Segment Open

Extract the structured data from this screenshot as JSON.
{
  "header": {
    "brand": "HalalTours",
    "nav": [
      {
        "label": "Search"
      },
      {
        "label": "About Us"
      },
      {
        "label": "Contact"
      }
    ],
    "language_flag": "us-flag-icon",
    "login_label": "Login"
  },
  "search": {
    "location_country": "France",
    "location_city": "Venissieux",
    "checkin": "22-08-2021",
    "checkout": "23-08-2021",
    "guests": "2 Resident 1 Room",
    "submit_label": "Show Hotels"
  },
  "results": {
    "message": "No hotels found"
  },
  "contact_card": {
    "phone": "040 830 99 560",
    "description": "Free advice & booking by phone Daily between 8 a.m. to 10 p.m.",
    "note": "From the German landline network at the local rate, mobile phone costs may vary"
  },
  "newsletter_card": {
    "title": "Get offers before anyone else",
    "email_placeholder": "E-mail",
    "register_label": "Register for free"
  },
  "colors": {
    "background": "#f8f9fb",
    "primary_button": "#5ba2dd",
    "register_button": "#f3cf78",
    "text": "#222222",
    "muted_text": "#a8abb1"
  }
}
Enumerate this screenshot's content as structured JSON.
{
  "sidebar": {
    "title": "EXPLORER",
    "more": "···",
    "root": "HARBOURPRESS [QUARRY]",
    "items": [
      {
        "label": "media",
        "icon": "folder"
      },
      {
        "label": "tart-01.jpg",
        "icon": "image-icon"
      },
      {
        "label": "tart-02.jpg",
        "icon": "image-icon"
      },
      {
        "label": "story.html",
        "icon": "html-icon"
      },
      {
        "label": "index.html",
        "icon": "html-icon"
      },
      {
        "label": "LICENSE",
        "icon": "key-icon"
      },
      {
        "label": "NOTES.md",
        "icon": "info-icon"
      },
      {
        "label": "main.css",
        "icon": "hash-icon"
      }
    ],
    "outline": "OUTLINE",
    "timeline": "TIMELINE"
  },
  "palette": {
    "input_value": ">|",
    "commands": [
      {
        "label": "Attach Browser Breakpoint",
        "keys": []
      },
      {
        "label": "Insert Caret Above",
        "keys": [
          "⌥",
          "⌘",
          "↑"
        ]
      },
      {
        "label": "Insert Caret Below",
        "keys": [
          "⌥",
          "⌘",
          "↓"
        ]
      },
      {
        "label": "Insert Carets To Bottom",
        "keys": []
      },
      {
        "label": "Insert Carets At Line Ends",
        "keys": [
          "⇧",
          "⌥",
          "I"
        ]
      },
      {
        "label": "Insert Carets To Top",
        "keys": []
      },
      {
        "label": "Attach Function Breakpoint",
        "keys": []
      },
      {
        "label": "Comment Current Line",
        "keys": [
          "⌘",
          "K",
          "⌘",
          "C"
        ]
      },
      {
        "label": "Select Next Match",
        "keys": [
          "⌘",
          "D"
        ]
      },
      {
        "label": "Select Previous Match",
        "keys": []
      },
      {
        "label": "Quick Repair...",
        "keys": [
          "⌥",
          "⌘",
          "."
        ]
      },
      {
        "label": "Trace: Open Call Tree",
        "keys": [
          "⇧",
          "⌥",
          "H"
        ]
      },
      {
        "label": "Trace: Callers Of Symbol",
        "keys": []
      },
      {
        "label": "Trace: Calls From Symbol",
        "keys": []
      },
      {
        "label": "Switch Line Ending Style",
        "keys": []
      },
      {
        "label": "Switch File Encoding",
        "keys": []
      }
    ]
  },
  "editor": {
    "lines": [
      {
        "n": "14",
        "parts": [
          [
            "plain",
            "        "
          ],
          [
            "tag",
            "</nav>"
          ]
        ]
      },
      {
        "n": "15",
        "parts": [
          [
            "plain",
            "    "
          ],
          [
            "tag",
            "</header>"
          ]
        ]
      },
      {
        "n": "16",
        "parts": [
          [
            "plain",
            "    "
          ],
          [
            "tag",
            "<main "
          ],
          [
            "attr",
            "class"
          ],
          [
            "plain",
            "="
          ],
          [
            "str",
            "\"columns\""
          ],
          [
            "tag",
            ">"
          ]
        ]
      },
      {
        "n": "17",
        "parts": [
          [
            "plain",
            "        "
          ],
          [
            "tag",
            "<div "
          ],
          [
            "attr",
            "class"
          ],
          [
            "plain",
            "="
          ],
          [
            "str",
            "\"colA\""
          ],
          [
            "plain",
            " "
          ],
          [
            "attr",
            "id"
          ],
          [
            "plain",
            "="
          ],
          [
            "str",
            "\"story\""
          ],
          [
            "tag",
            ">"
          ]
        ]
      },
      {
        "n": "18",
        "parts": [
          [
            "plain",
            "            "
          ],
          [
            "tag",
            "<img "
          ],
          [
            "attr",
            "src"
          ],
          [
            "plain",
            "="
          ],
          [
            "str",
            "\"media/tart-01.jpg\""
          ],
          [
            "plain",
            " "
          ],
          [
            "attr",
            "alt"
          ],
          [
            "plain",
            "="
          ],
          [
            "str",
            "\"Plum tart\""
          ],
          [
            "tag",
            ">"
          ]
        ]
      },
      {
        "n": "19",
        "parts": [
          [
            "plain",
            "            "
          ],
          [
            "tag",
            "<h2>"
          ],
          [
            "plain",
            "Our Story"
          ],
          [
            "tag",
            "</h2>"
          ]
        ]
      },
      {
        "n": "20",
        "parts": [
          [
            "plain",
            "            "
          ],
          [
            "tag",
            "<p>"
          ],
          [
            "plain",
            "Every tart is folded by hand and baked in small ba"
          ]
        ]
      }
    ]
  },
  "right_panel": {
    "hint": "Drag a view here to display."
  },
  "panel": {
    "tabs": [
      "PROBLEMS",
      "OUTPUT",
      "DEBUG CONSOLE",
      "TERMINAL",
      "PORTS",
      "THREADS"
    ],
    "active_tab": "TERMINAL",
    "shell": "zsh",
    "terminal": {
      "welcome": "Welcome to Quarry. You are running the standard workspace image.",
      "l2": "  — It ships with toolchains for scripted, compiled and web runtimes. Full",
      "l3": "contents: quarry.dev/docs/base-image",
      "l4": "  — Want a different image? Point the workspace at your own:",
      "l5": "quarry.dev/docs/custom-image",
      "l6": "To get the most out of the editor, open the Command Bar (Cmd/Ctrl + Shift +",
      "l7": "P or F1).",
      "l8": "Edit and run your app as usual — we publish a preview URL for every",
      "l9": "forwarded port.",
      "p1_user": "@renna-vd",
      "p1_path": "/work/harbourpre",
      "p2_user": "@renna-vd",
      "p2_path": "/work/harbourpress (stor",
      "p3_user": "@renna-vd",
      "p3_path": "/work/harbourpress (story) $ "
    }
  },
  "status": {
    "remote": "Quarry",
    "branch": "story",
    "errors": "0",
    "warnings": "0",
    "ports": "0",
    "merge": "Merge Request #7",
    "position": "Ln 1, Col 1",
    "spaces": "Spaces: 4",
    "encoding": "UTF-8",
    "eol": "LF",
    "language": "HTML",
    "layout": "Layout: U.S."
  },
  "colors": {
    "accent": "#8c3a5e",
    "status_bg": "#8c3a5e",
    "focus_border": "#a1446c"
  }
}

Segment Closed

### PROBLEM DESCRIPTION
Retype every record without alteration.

### TASK OUTPUT
Extract the structured data from this screenshot as JSON.
{
  "header": {
    "brand": "HalalTours",
    "nav": [
      {
        "label": "Search"
      },
      {
        "label": "About Us"
      },
      {
        "label": "Contact"
      }
    ],
    "language_flag": "us-flag-icon",
    "login_label": "Login"
  },
  "search": {
    "location_country": "France",
    "location_city": "Venissieux",
    "checkin": "22-08-2021",
    "checkout": "23-08-2021",
    "guests": "2 Resident 1 Room",
    "submit_label": "Show Hotels"
  },
  "results": {
    "message": "No hotels found"
  },
  "contact_card": {
    "phone": "040 830 99 560",
    "description": "Free advice & booking by phone Daily between 8 a.m. to 10 p.m.",
    "note": "From the German landline network at the local rate, mobile phone costs may vary"
  },
  "newsletter_card": {
    "title": "Get offers before anyone else",
    "email_placeholder": "E-mail",
    "register_label": "Register for free"
  },
  "colors": {
    "background": "#f8f9fb",
    "primary_button": "#5ba2dd",
    "register_button": "#f3cf78",
    "text": "#222222",
    "muted_text": "#a8abb1"
  }
}
Enumerate this screenshot's content as structured JSON.
{
  "sidebar": {
    "title": "EXPLORER",
    "more": "···",
    "root": "HARBOURPRESS [QUARRY]",
    "items": [
      {
        "label": "media",
        "icon": "folder"
      },
      {
        "label": "tart-01.jpg",
        "icon": "image-icon"
      },
      {
        "label": "tart-02.jpg",
        "icon": "image-icon"
      },
      {
        "label": "story.html",
        "icon": "html-icon"
      },
      {
        "label": "index.html",
        "icon": "html-icon"
      },
      {
        "label": "LICENSE",
        "icon": "key-icon"
      },
      {
        "label": "NOTES.md",
        "icon": "info-icon"
      },
      {
        "label": "main.css",
        "icon": "hash-icon"
      }
    ],
    "outline": "OUTLINE",
    "timeline": "TIMELINE"
  },
  "palette": {
    "input_value": ">|",
    "commands": [
      {
        "label": "Attach Browser Breakpoint",
        "keys": []
      },
      {
        "label": "Insert Caret Above",
        "keys": [
          "⌥",
          "⌘",
          "↑"
        ]
      },
      {
        "label": "Insert Caret Below",
        "keys": [
          "⌥",
          "⌘",
          "↓"
        ]
      },
      {
        "label": "Insert Carets To Bottom",
        "keys": []
      },
      {
        "label": "Insert Carets At Line Ends",
        "keys": [
          "⇧",
          "⌥",
          "I"
        ]
      },
      {
        "label": "Insert Carets To Top",
        "keys": []
      },
      {
        "label": "Attach Function Breakpoint",
        "keys": []
      },
      {
        "label": "Comment Current Line",
        "keys": [
          "⌘",
          "K",
          "⌘",
          "C"
        ]
      },
      {
        "label": "Select Next Match",
        "keys": [
          "⌘",
          "D"
        ]
      },
      {
        "label": "Select Previous Match",
        "keys": []
      },
      {
        "label": "Quick Repair...",
        "keys": [
          "⌥",
          "⌘",
          "."
        ]
      },
      {
        "label": "Trace: Open Call Tree",
        "keys": [
          "⇧",
          "⌥",
          "H"
        ]
      },
      {
        "label": "Trace: Callers Of Symbol",
        "keys": []
      },
      {
        "label": "Trace: Calls From Symbol",
        "keys": []
      },
      {
        "label": "Switch Line Ending Style",
        "keys": []
      },
      {
        "label": "Switch File Encoding",
        "keys": []
      }
    ]
  },
  "editor": {
    "lines": [
      {
        "n": "14",
        "parts": [
          [
            "plain",
            "        "
          ],
          [
            "tag",
            "</nav>"
          ]
        ]
      },
      {
        "n": "15",
        "parts": [
          [
            "plain",
            "    "
          ],
          [
            "tag",
            "</header>"
          ]
        ]
      },
      {
        "n": "16",
        "parts": [
          [
            "plain",
            "    "
          ],
          [
            "tag",
            "<main "
          ],
          [
            "attr",
            "class"
          ],
          [
            "plain",
            "="
          ],
          [
            "str",
            "\"columns\""
          ],
          [
            "tag",
            ">"
          ]
        ]
      },
      {
        "n": "17",
        "parts": [
          [
            "plain",
            "        "
          ],
          [
            "tag",
            "<div "
          ],
          [
            "attr",
            "class"
          ],
          [
            "plain",
            "="
          ],
          [
            "str",
            "\"colA\""
          ],
          [
            "plain",
            " "
          ],
          [
            "attr",
            "id"
          ],
          [
            "plain",
            "="
          ],
          [
            "str",
            "\"story\""
          ],
          [
            "tag",
            ">"
          ]
        ]
      },
      {
        "n": "18",
        "parts": [
          [
            "plain",
            "            "
          ],
          [
            "tag",
            "<img "
          ],
          [
            "attr",
            "src"
          ],
          [
            "plain",
            "="
          ],
          [
            "str",
            "\"media/tart-01.jpg\""
          ],
          [
            "plain",
            " "
          ],
          [
            "attr",
            "alt"
          ],
          [
            "plain",
            "="
          ],
          [
            "str",
            "\"Plum tart\""
          ],
          [
            "tag",
            ">"
          ]
        ]
      },
      {
        "n": "19",
        "parts": [
          [
            "plain",
            "            "
          ],
          [
            "tag",
            "<h2>"
          ],
          [
            "plain",
            "Our Story"
          ],
          [
            "tag",
            "</h2>"
          ]
        ]
      },
      {
        "n": "20",
        "parts": [
          [
            "plain",
            "            "
          ],
          [
            "tag",
            "<p>"
          ],
          [
            "plain",
            "Every tart is folded by hand and baked in small ba"
          ]
        ]
      }
    ]
  },
  "right_panel": {
    "hint": "Drag a view here to display."
  },
  "panel": {
    "tabs": [
      "PROBLEMS",
      "OUTPUT",
      "DEBUG CONSOLE",
      "TERMINAL",
      "PORTS",
      "THREADS"
    ],
    "active_tab": "TERMINAL",
    "shell": "zsh",
    "terminal": {
      "welcome": "Welcome to Quarry. You are running the standard workspace image.",
      "l2": "  — It ships with toolchains for scripted, compiled and web runtimes. Full",
      "l3": "contents: quarry.dev/docs/base-image",
      "l4": "  — Want a different image? Point the workspace at your own:",
      "l5": "quarry.dev/docs/custom-image",
      "l6": "To get the most out of the editor, open the Command Bar (Cmd/Ctrl + Shift +",
      "l7": "P or F1).",
      "l8": "Edit and run your app as usual — we publish a preview URL for every",
      "l9": "forwarded port.",
      "p1_user": "@renna-vd",
      "p1_path": "/work/harbourpre",
      "p2_user": "@renna-vd",
      "p2_path": "/work/harbourpress (stor",
      "p3_user": "@renna-vd",
      "p3_path": "/work/harbourpress (story) $ "
    }
  },
  "status": {
    "remote": "Quarry",
    "branch": "story",
    "errors": "0",
    "warnings": "0",
    "ports": "0",
    "merge": "Merge Request #7",
    "position": "Ln 1, Col 1",
    "spaces": "Spaces: 4",
    "encoding": "UTF-8",
    "eol": "LF",
    "language": "HTML",
    "layout": "Layout: U.S."
  },
  "colors": {
    "accent": "#8c3a5e",
    "status_bg": "#8c3a5e",
    "focus_border": "#a1446c"
  }
}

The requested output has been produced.